Can Humanity Learn to Become Civilized? The Crisis of Science without Civilization

Journal of Applied Philosophy 17 (1):29-44 (2000)

Authors
Nicholas Maxwell
University College London
Abstract
Two great problems of learning confront humanity: learning about the nature of the universe and our place in it, and learning how to become civilized. The first problem was solved, in essence, in the 17th century, with the creation of modern science. But the second problem has not yet been solved. Solving the first problem without also solving the second puts us in a situation of great danger. All our current global problems have arisen as a result. What we need to do, in response to this unprecedented crisis, is learn from our solution to the first problem how to solve the second. This was the basic idea of the 18th century Enlightenment. Unfortunately, in carrying out this programme, the Enlightenment made three blunders, and it is this defective version of the Enlightenment programme that we have institutionalized in 20th century academic inquiry. In order to solve the second great problem of learning we need to correct the three blunders of the traditional Enlightenment. This involves changing the nature of social inquiry, so that social science becomes social methodology or social philosophy, concerned to help us build into social life the progress-achieving methods of aim-oriented rationality, arrived at by generalizing the progress-achieving methods of science. It also involves, more generally, bringing about a revolution in the nature of academic inquiry as a whole, so that it takes up its proper task of helping humanity learn how to become wiser by increasingly cooperatively rational means. The scientific task of improving knowledge and understanding of nature becomes a part of the broader task of improving global wisdom.
Keywords Climate crisis  Global problems  Civilization  Science  Academic revolution  Wisdom  Social progress  Reason
Categories (categorize this paper)
DOI 10.1111/japp.2000.17.issue-1
Options
Edit this record
Mark as duplicate
Export citation
Find it on Scholar
Request removal from index
Revision history

Download options

Our Archive
External links

Setup an account with your affiliations in order to access resources via your University's proxy server
Configure custom proxy (use this if your affiliation does not provide a proxy)
Through your library

References found in this work BETA

No references found.

Add more references

Citations of this work BETA

Muller’s Critique of the Argument for Aim-Oriented Empiricism.Nicholas Maxwell - 2009 - Journal for General Philosophy of Science / Zeitschrift für Allgemeine Wissenschaftstheorie 40 (1):103-114.

Add more citations

Similar books and articles

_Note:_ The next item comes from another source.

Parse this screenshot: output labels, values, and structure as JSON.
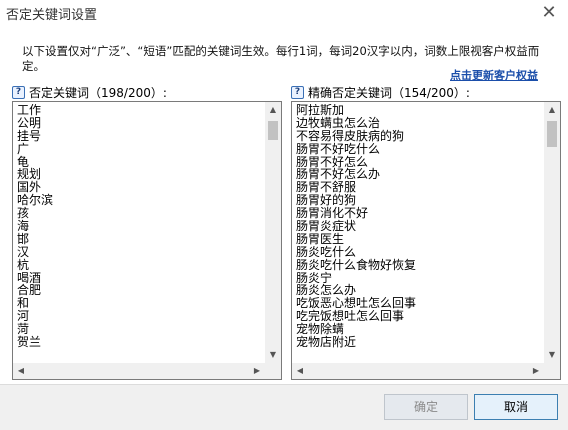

From Knowledge to Wisdom.Nicholas Maxwell - 2009 - In David Cayley (ed.), Ideas on the Nature of Science. New Brunswick, Canada: Goose Lane Editions. pp. 360-378.
Science and the Environment: A New Enlightenment.Nicholas Maxwell - 1997 - Science and Public Affairs (Spring 1997):50-56.
The Life between Science, Technology and Humanism.Yun Zhang - 2005 - Philosophy and Culture 32 (6):19-33.
How Universities Can Help Create a Wiser World.Nicholas Maxwell - 2014 - Times Higher Education , No. 21 P. 30 (2136):30.
Two Great Problems of Learning.Nicholas Maxwell - 2003 - Teaching in Higher Education, 8 (January):129-134.
Can The World Learn Wisdom?Nicholas Maxwell - 2015 - Philosophy Now (108):32-35.
Humanity Civilizational Catastrophe And Its Basic Categories.Alexandr Zakharov - 2008 - Proceedings of the Xxii World Congress of Philosophy 24:63-70.
The Philosophy of the Wolf State.W. R. Inge - 1943 - Philosophy 18 (69):6 - 16.
Primal Tao and Civilized Ethos.Walter Robinson - 1993 - Dissertation, California Institute of Integral Studies

Analytics

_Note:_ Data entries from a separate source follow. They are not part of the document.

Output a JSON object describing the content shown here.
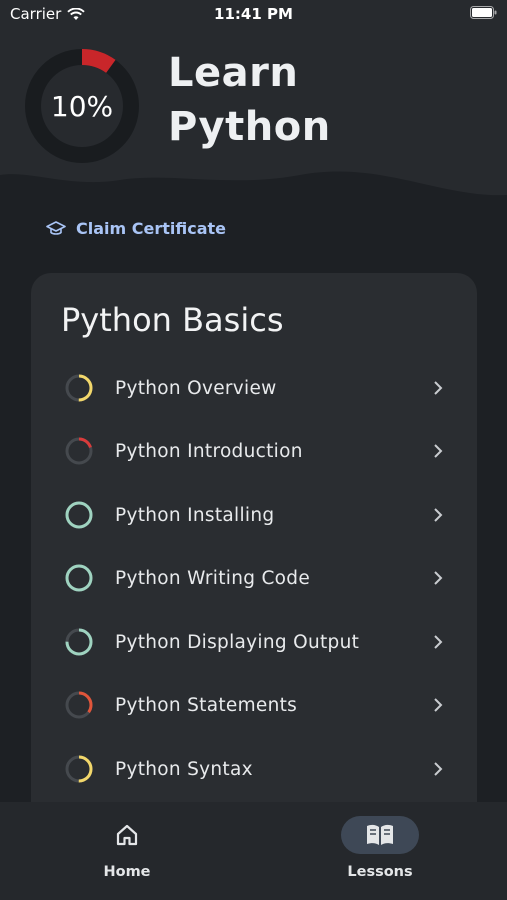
{
  "status_bar": {
    "carrier": "Carrier",
    "time": "11:41 PM"
  },
  "course": {
    "title_line1": "Learn",
    "title_line2": "Python",
    "progress_label": "10%",
    "progress": 0.1
  },
  "claim": {
    "label": "Claim Certificate"
  },
  "section": {
    "title": "Python Basics",
    "lessons": [
      {
        "label": "Python Overview",
        "progress": 0.5,
        "color": "#f2d76b"
      },
      {
        "label": "Python Introduction",
        "progress": 0.2,
        "color": "#d93b3b"
      },
      {
        "label": "Python Installing",
        "progress": 1.0,
        "color": "#9fd3c0"
      },
      {
        "label": "Python Writing Code",
        "progress": 1.0,
        "color": "#9fd3c0"
      },
      {
        "label": "Python Displaying Output",
        "progress": 0.75,
        "color": "#9fd3c0"
      },
      {
        "label": "Python Statements",
        "progress": 0.35,
        "color": "#e0553a"
      },
      {
        "label": "Python Syntax",
        "progress": 0.5,
        "color": "#f2d76b"
      }
    ]
  },
  "tabs": [
    {
      "label": "Home",
      "icon": "home-icon"
    },
    {
      "label": "Lessons",
      "icon": "book-icon",
      "active": true
    }
  ],
  "colors": {
    "accent": "#a9c4f5",
    "progress_red": "#c9262a"
  }
}
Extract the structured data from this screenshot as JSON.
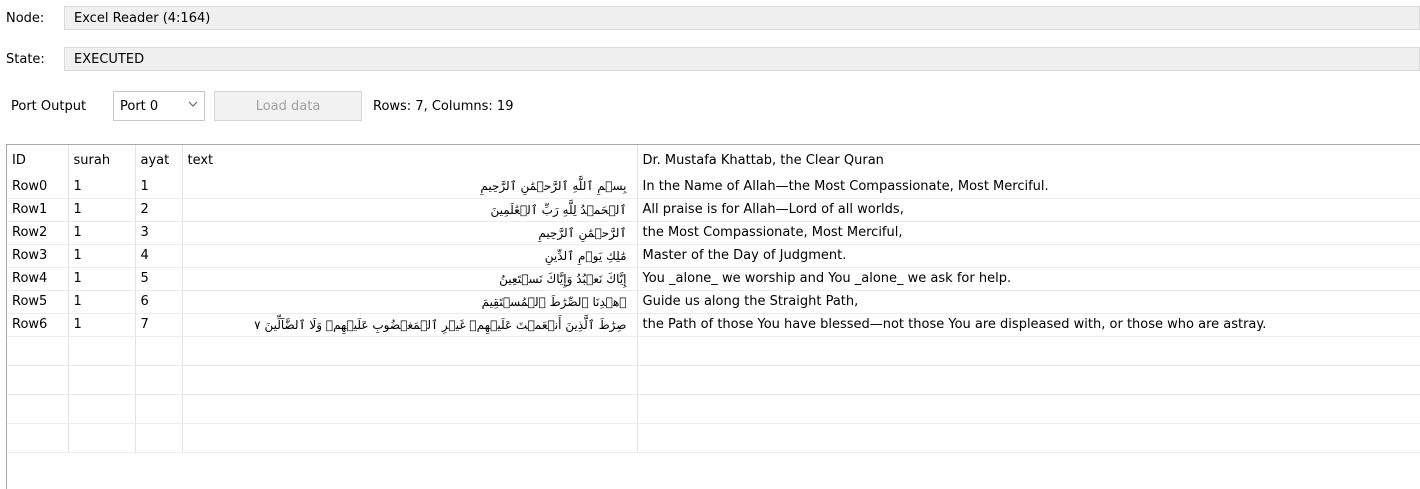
{
  "node": {
    "label": "Node:",
    "value": "Excel Reader  (4:164)"
  },
  "state": {
    "label": "State:",
    "value": "EXECUTED"
  },
  "toolbar": {
    "port_output_label": "Port Output",
    "port_select_value": "Port 0",
    "load_button_label": "Load data",
    "rows_info": "Rows: 7, Columns: 19"
  },
  "table": {
    "columns": [
      "ID",
      "surah",
      "ayat",
      "text",
      "Dr. Mustafa Khattab, the Clear Quran"
    ],
    "rows": [
      [
        "Row0",
        "1",
        "1",
        "بِسۡمِ ٱللَّهِ ٱلرَّحۡمَٰنِ ٱلرَّحِيمِ",
        "In the Name of Allah—the Most Compassionate, Most Merciful."
      ],
      [
        "Row1",
        "1",
        "2",
        "ٱلۡحَمۡدُ لِلَّهِ رَبِّ ٱلۡعَٰلَمِينَ",
        "All praise is for Allah—Lord of all worlds,"
      ],
      [
        "Row2",
        "1",
        "3",
        "ٱلرَّحۡمَٰنِ ٱلرَّحِيمِ",
        "the Most Compassionate, Most Merciful,"
      ],
      [
        "Row3",
        "1",
        "4",
        "مَٰلِكِ يَوۡمِ ٱلدِّينِ",
        "Master of the Day of Judgment."
      ],
      [
        "Row4",
        "1",
        "5",
        "إِيَّاكَ نَعۡبُدُ وَإِيَّاكَ نَسۡتَعِينُ",
        "You _alone_ we worship and You _alone_ we ask for help."
      ],
      [
        "Row5",
        "1",
        "6",
        "ٱهۡدِنَا ٱلصِّرَٰطَ ٱلۡمُسۡتَقِيمَ",
        "Guide us along the Straight Path,"
      ],
      [
        "Row6",
        "1",
        "7",
        "صِرَٰطَ ٱلَّذِينَ أَنۡعَمۡتَ عَلَيۡهِمۡ غَيۡرِ ٱلۡمَغۡضُوبِ عَلَيۡهِمۡ وَلَا ٱلضَّآلِّينَ ٧",
        "the Path of those You have blessed—not those You are displeased with, or those who are astray."
      ]
    ]
  },
  "icons": {
    "port_dropdown": "chevron-down-icon"
  }
}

Added to PP index
2017-02-20

Total views
43 ( #207,706 of 2,285,894 )

Recent downloads (6 months)
40 ( #23,321 of 2,285,894 )

How can I increase my downloads?

Downloads

My notes

Sign in to use this feature